So back in the day, I did an experiment testing the strength of a bunch of different joints to show if wood glue or screws were stronger.
This included both a butt joint with just glue, and a pocket hole joint.
The experiment itself was pretty low-key. I put the wood on a scale, then applied pressure with a clamp. The pocket hole joint (without glue) failed at 108 pounds.
At that point the screws started pulling out of the wood, and the joint wouldn’t hold anymore weight.
Today, I repeated this experiment with a pocket hole joint with glue. Everything else was the same – the scale, the clamp, the size and type of wood used.
I did get a table upgrade, though, if that’s worth mentioning.
I applied pressure to the joint using the clamp just as I had before.

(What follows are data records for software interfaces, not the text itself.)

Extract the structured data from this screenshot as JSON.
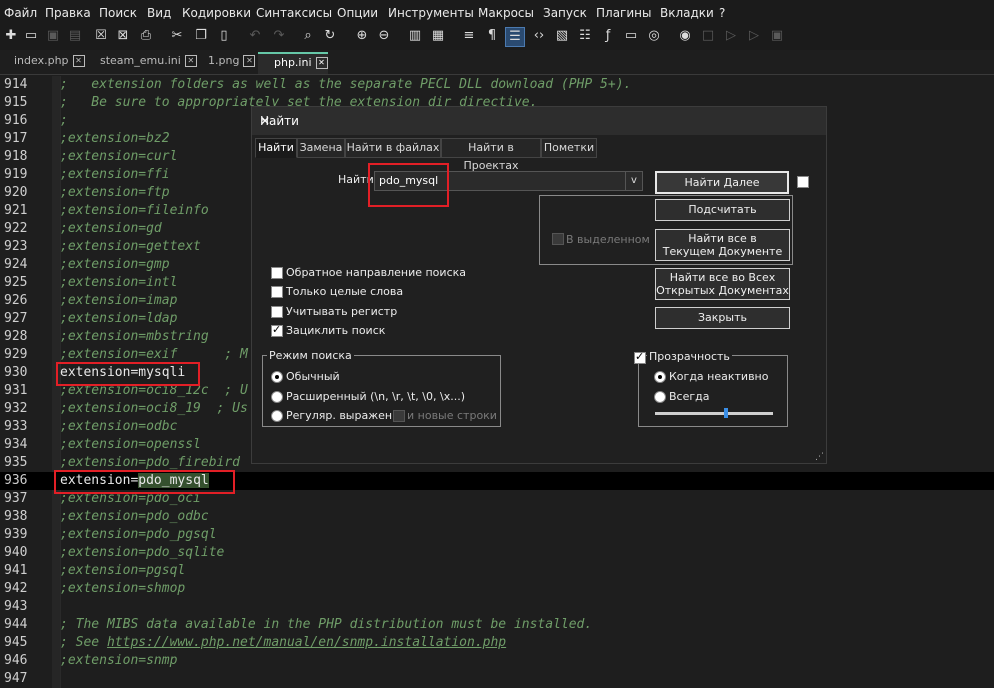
{
  "menu": [
    "Файл",
    "Правка",
    "Поиск",
    "Вид",
    "Кодировки",
    "Синтаксисы",
    "Опции",
    "Инструменты",
    "Макросы",
    "Запуск",
    "Плагины",
    "Вкладки",
    "?"
  ],
  "toolbar_icons": [
    "new-file-icon",
    "open-file-icon",
    "save-icon",
    "save-all-icon",
    "close-icon",
    "close-all-icon",
    "print-icon",
    "cut-icon",
    "copy-icon",
    "paste-icon",
    "undo-icon",
    "redo-icon",
    "find-icon",
    "replace-icon",
    "zoom-in-icon",
    "zoom-out-icon",
    "sync-vertical-icon",
    "sync-horizontal-icon",
    "word-wrap-icon",
    "show-all-chars-icon",
    "indent-guide-icon",
    "xml-tag-icon",
    "doc-map-icon",
    "function-list-icon",
    "fx-icon",
    "monitor-icon",
    "folder-workspace-icon",
    "record-icon",
    "stop-icon",
    "play-icon",
    "play-multiple-icon",
    "save-macro-icon"
  ],
  "tabs": [
    {
      "label": "index.php"
    },
    {
      "label": "steam_emu.ini"
    },
    {
      "label": "1.png"
    },
    {
      "label": "php.ini"
    }
  ],
  "editor": {
    "lines": [
      {
        "num": "914",
        "text": ";   extension folders as well as the separate PECL DLL download (PHP 5+)."
      },
      {
        "num": "915",
        "text": ";   Be sure to appropriately set the extension_dir directive."
      },
      {
        "num": "916",
        "text": ";"
      },
      {
        "num": "917",
        "text": ";extension=bz2"
      },
      {
        "num": "918",
        "text": ";extension=curl"
      },
      {
        "num": "919",
        "text": ";extension=ffi"
      },
      {
        "num": "920",
        "text": ";extension=ftp"
      },
      {
        "num": "921",
        "text": ";extension=fileinfo"
      },
      {
        "num": "922",
        "text": ";extension=gd"
      },
      {
        "num": "923",
        "text": ";extension=gettext"
      },
      {
        "num": "924",
        "text": ";extension=gmp"
      },
      {
        "num": "925",
        "text": ";extension=intl"
      },
      {
        "num": "926",
        "text": ";extension=imap"
      },
      {
        "num": "927",
        "text": ";extension=ldap"
      },
      {
        "num": "928",
        "text": ";extension=mbstring"
      },
      {
        "num": "929",
        "text": ";extension=exif      ; M"
      },
      {
        "num": "930",
        "text": "extension=mysqli"
      },
      {
        "num": "931",
        "text": ";extension=oci8_12c  ; U"
      },
      {
        "num": "932",
        "text": ";extension=oci8_19  ; Us"
      },
      {
        "num": "933",
        "text": ";extension=odbc"
      },
      {
        "num": "934",
        "text": ";extension=openssl"
      },
      {
        "num": "935",
        "text": ";extension=pdo_firebird"
      },
      {
        "num": "936",
        "text_prefix": "extension=",
        "text_match": "pdo_mysql"
      },
      {
        "num": "937",
        "text": ";extension=pdo_oci"
      },
      {
        "num": "938",
        "text": ";extension=pdo_odbc"
      },
      {
        "num": "939",
        "text": ";extension=pdo_pgsql"
      },
      {
        "num": "940",
        "text": ";extension=pdo_sqlite"
      },
      {
        "num": "941",
        "text": ";extension=pgsql"
      },
      {
        "num": "942",
        "text": ";extension=shmop"
      },
      {
        "num": "943",
        "text": ""
      },
      {
        "num": "944",
        "text": "; The MIBS data available in the PHP distribution must be installed."
      },
      {
        "num": "945",
        "text_prefix": "; See ",
        "text_link": "https://www.php.net/manual/en/snmp.installation.php"
      },
      {
        "num": "946",
        "text": ";extension=snmp"
      },
      {
        "num": "947",
        "text": ""
      }
    ]
  },
  "dialog": {
    "title": "Найти",
    "tabs": [
      "Найти",
      "Замена",
      "Найти в файлах",
      "Найти в Проектах",
      "Пометки"
    ],
    "find_label": "Найти:",
    "find_value": "pdo_mysql",
    "find_dropdown": "v",
    "buttons": {
      "find_next": "Найти Далее",
      "count": "Подсчитать",
      "find_all_current_1": "Найти все в",
      "find_all_current_2": "Текущем Документе",
      "find_all_open_1": "Найти все во Всех",
      "find_all_open_2": "Открытых Документах",
      "close": "Закрыть"
    },
    "in_selection": "В выделенном",
    "options": {
      "backward": "Обратное направление поиска",
      "whole_word": "Только целые слова",
      "match_case": "Учитывать регистр",
      "wrap": "Зациклить поиск"
    },
    "search_mode": {
      "title": "Режим поиска",
      "normal": "Обычный",
      "extended": "Расширенный (\\n, \\r, \\t, \\0, \\x...)",
      "regex": "Регуляр. выражен.",
      "newline": "и новые строки"
    },
    "transparency": {
      "title": "Прозрачность",
      "on_lose_focus": "Когда неактивно",
      "always": "Всегда",
      "level": 0.6
    }
  },
  "colors": {
    "highlight_box": "#e21f26",
    "comment": "#6f9d68",
    "match_bg": "#35502e",
    "tab_accent": "#66c8a8"
  }
}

The pocket hole joint with glue failed at 104 pounds, which was actually slightly less than the joint without glue.
I don’t think the difference point was large enough to really be significant, so I’m not going to say that I think glue makes the joint weaker.
But it certainly doesn’t make it any stronger.

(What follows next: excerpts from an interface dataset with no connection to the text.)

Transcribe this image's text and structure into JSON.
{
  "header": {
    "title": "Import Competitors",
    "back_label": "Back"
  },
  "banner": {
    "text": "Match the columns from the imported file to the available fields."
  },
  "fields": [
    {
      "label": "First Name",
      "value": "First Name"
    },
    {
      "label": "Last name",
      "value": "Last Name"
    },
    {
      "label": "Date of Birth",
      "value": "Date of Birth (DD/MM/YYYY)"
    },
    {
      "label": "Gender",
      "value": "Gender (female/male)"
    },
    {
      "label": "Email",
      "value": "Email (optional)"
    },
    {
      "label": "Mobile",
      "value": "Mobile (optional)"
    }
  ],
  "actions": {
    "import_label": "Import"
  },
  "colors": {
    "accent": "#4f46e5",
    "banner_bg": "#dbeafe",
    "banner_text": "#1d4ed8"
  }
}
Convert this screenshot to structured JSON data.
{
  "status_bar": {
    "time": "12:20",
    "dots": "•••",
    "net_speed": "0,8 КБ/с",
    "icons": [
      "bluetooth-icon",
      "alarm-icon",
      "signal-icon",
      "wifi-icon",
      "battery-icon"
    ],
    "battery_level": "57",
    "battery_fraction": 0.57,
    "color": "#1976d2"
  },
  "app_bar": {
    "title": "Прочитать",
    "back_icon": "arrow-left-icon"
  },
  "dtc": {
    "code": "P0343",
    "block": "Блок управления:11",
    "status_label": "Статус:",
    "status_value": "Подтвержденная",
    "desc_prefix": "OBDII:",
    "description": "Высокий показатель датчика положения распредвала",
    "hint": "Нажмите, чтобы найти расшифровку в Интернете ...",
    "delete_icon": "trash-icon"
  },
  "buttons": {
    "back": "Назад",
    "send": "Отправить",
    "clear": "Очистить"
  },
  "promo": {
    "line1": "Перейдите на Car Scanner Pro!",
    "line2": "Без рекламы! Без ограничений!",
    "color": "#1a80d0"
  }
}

I have a theory about that.
Why Wood Glue Doesn’t Make Pocket Hole Joints Stronger
When I got this result, I was mildly surprised. I always assumed glue would strengthen the joint, because that just makes sense. And then I thought about it a bit more.

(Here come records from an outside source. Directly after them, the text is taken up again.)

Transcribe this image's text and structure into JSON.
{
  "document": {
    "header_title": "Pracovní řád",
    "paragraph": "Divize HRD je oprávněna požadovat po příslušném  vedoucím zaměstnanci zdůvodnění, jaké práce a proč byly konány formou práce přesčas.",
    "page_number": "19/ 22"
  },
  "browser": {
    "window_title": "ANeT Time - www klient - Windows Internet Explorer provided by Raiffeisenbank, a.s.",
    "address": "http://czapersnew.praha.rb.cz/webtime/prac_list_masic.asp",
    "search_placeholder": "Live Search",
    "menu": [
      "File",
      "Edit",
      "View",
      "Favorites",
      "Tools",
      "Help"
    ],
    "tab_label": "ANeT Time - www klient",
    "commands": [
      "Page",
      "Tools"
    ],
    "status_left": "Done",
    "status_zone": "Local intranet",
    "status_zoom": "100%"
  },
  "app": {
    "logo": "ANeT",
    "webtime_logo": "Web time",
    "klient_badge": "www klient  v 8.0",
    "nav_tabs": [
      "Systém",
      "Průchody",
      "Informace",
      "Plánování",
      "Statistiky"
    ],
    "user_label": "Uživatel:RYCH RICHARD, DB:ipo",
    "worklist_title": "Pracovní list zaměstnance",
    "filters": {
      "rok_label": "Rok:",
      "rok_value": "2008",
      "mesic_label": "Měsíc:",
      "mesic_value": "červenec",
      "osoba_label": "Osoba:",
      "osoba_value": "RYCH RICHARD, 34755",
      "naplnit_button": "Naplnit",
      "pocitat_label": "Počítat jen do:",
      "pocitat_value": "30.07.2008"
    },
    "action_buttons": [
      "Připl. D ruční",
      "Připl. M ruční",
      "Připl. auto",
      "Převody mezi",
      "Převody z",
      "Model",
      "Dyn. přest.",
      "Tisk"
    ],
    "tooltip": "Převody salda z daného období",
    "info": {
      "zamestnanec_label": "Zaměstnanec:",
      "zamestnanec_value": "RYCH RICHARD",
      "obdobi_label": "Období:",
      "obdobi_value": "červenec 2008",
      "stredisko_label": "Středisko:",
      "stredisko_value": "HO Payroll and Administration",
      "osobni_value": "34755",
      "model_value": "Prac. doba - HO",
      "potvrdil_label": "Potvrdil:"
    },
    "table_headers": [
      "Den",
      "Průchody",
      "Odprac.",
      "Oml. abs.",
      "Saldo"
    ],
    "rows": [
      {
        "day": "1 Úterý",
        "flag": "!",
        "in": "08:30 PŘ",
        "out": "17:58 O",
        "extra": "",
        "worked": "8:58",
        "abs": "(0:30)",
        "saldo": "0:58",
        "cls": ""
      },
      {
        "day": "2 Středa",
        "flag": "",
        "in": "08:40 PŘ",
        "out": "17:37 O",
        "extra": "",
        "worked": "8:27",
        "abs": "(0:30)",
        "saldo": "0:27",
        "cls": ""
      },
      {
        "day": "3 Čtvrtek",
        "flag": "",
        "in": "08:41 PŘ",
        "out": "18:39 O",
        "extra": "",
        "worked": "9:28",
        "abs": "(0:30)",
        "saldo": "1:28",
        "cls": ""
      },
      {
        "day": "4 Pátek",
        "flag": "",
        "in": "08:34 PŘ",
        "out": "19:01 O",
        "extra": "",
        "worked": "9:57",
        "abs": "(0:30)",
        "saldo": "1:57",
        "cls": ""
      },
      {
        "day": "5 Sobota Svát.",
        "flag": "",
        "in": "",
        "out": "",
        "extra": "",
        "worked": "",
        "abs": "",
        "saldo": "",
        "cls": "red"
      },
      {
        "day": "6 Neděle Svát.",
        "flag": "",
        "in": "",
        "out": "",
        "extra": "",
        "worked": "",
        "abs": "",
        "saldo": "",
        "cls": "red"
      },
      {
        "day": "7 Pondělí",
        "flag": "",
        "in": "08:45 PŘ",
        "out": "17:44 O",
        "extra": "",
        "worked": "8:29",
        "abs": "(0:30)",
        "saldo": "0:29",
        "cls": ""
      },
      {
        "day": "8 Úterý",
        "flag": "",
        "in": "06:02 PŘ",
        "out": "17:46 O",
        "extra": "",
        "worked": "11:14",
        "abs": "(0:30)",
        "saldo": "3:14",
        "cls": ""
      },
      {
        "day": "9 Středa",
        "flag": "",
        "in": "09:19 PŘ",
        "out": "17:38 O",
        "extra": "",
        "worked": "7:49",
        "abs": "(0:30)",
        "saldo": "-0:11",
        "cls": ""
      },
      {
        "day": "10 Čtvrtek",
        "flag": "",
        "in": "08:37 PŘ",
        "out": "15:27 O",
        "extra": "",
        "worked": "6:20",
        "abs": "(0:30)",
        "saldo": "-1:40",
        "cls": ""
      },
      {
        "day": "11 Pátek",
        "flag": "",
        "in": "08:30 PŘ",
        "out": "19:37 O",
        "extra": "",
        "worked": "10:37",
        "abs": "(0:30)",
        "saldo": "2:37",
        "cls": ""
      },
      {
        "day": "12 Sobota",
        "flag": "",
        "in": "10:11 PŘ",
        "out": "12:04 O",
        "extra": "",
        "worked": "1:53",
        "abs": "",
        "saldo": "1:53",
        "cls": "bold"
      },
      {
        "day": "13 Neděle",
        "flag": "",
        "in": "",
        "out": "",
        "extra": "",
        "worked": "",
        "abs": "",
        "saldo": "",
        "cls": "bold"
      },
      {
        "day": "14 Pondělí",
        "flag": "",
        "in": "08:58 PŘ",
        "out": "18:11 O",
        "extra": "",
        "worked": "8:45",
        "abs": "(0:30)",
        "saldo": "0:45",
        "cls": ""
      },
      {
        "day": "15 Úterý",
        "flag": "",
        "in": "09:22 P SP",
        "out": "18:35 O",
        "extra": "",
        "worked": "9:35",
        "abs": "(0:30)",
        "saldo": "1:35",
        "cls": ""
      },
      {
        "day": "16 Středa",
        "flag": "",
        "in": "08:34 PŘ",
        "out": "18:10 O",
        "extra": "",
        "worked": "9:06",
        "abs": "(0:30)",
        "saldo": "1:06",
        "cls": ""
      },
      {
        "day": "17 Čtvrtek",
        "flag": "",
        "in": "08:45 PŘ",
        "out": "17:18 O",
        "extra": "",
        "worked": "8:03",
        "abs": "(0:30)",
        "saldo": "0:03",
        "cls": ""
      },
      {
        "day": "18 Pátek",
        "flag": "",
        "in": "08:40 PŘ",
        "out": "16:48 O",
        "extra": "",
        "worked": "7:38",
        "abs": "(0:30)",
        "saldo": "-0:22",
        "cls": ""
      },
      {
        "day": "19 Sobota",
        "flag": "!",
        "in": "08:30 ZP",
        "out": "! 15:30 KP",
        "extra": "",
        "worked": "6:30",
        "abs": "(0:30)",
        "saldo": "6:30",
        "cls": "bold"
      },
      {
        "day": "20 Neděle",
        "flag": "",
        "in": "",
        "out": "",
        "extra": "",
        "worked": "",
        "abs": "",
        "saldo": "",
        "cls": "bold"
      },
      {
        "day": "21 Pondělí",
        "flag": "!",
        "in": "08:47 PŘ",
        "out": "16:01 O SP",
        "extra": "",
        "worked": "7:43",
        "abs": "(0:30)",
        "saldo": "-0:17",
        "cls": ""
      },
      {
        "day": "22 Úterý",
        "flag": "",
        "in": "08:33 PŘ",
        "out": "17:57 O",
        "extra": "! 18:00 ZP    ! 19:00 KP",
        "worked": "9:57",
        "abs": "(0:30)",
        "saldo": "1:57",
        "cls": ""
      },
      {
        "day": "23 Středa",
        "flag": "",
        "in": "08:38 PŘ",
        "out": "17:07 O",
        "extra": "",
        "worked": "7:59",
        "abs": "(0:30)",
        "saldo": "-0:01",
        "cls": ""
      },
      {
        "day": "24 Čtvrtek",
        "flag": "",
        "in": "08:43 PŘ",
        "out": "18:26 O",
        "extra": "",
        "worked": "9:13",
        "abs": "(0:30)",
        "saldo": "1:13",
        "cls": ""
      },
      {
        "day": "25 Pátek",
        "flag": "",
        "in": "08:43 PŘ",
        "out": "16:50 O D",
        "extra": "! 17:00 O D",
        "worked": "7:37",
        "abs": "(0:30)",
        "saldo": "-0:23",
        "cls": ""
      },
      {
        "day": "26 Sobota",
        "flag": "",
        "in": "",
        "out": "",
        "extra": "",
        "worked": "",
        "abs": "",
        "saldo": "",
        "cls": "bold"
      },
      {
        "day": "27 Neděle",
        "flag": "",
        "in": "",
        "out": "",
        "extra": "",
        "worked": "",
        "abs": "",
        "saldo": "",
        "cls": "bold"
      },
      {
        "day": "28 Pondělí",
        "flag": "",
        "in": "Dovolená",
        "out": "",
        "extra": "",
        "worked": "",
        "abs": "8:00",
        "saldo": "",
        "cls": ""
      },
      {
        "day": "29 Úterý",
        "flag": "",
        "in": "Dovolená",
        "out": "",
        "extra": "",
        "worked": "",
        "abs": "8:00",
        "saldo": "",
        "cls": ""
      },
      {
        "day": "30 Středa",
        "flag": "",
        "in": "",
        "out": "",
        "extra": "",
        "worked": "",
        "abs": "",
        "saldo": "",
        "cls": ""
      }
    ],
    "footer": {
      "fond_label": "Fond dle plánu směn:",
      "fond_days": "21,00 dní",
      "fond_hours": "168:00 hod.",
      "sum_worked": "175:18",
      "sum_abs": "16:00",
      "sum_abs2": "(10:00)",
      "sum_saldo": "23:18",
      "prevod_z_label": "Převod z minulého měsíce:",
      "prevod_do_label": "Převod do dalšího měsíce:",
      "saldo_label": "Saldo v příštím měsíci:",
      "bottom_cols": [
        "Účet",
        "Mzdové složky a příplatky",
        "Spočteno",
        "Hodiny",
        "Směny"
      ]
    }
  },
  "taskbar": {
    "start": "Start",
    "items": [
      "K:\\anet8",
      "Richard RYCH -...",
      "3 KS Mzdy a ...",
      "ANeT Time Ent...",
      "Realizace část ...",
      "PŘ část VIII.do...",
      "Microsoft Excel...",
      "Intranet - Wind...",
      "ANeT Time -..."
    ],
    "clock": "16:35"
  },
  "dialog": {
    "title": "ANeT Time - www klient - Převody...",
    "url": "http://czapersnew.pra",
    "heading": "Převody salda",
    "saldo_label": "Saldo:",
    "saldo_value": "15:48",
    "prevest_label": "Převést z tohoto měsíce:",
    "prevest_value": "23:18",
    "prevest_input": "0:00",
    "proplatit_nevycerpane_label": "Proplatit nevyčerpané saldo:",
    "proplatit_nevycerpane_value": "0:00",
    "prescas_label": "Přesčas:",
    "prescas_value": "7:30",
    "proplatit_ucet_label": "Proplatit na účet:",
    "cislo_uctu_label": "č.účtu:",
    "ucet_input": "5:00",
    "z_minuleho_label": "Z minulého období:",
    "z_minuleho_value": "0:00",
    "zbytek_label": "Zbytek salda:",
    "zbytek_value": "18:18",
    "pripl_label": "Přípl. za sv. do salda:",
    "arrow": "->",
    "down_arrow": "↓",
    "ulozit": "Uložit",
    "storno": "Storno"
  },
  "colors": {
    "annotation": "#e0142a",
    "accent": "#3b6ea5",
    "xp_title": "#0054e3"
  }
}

In my long-ago experiment, I also tested glue-only butt joints. They failed at 60 pounds, far weaker than everything else I tried.
So in my experiment with the glued pocket hole joint, by the time the pocket hole joint was failing and the glue came into play, the weight applied had already far surpassed the glue joint’s strength, and therefore the joint immediately failed.
Why You Should Still Use Glue With Pocket Hole Joints
Wood glue isn’t going to make your joint any stronger, but it still serves a purpose.
One of the unfortunate facts of working with wood is that it grows and shrinks depending on the season. When humidity is higher (summer,) wood absorbs moisture from the air and grows. When humidity is low (winter) the wood releases the moisture and shrinks.
If you were wondering, this is why your doors always stick in the summer but not the winter.
It’s also why my coffee table sticks out a bit in the middle. I hadn’t learned this lesson yet when I built it:
More relevantly, this is also the reason you should still glue pocket hole joints if you’re making a project that you want to look nice.
In the winter, the wood will shrink, separating at the joint very slightly. This forms a gap that doesn’t very nice.
Wood glue helps prevent that. It holds the wood in place, and that gap doesn’t appear.
When You Shouldn’t Use Glue
If I’m making a nice project that has pocket hole joints, I use glue (and will continue to do so, even after learning it doesn’t actually add any strength.)
However, there are two main times I’ll skip the glue: 1) I’m making something I want to disassemble, or 2) I don’t care if it’s ugly.
Wood glue makes projects more difficult to take apart, for obvious reasons. If I intend to disassemble my project, I’ll skip the glue.
I’ll also skip the glue if I’m building something for my shop, like my cleat wall accessories. I don’t actually care if these separate a bit at the joint:
But if it’s a nice project that will go in the main part of my home, I still plan to use glue.